For more information and to see available horses, donkeys, ponies and mules visit Bowie Auction Horses.
The other day I was outside with a girlfriend and her two boys (6 ft apart) as they were feeding one of my miniature donkeys, Trou, a carrot. They turned and said, “That one is missing a tooth!” I smiled and upon realizing that they said went over to look for myself. Sure enough my Trou has a cracked, half missing tooth! I did a quick check- no cuts, swelling, abrasions, no puffiness, heat, and he did not seem to be in any pain. I called the vet and explained what was going on and that I needed them to come out to pull my donkey’s tooth since it was cracked so close to the gum line (like a human would have done). They came out two days later and simply said “it will grow back.” I was completely shocked! “It will what?!” The vet explained that equine (horse, mule, donkey) teeth grow. They have a very long root that as the tooth wears down, it continues to grow. I asked why a horse that cribs ends up having nubs for teeth. The vet explained that due to cribbing a horse will use up their “reserve” faster than most other horses so by the time they hit their late 20’s they no longer have any growth left. Sure enough, a week later, I checked on Trou’s tooth and it was almost back to normal!

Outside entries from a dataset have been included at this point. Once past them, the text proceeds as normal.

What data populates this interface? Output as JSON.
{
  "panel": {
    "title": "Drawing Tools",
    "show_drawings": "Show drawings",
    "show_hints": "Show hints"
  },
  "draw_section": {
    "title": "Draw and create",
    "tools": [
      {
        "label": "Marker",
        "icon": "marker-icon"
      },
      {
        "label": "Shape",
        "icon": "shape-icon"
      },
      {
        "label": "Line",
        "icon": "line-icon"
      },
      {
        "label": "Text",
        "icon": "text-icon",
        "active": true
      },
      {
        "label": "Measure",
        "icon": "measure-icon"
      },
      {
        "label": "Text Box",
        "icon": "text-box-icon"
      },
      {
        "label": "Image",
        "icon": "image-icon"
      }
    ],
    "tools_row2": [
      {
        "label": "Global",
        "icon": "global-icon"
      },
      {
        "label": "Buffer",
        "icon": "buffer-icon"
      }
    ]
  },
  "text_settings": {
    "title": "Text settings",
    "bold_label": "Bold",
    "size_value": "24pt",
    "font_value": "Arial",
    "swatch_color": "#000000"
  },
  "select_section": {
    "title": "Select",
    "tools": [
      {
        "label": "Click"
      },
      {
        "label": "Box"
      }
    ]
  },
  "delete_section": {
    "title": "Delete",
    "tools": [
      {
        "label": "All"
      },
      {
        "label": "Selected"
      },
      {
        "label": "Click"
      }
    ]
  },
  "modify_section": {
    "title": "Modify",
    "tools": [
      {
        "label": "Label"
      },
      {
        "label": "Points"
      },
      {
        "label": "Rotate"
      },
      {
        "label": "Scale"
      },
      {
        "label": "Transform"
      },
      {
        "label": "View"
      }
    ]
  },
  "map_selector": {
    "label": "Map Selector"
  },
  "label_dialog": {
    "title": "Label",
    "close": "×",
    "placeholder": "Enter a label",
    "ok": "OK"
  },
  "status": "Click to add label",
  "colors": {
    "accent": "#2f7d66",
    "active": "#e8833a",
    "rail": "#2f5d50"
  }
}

For more information on equine teeth click on the link below:
Passion For Horses Is Not A Learned Behavior – We Are Born With It! –
— Read on horses-world.com/2018/09/01/passion-for-horses-is-not-a-learned-behavior-we-are-born-with-it/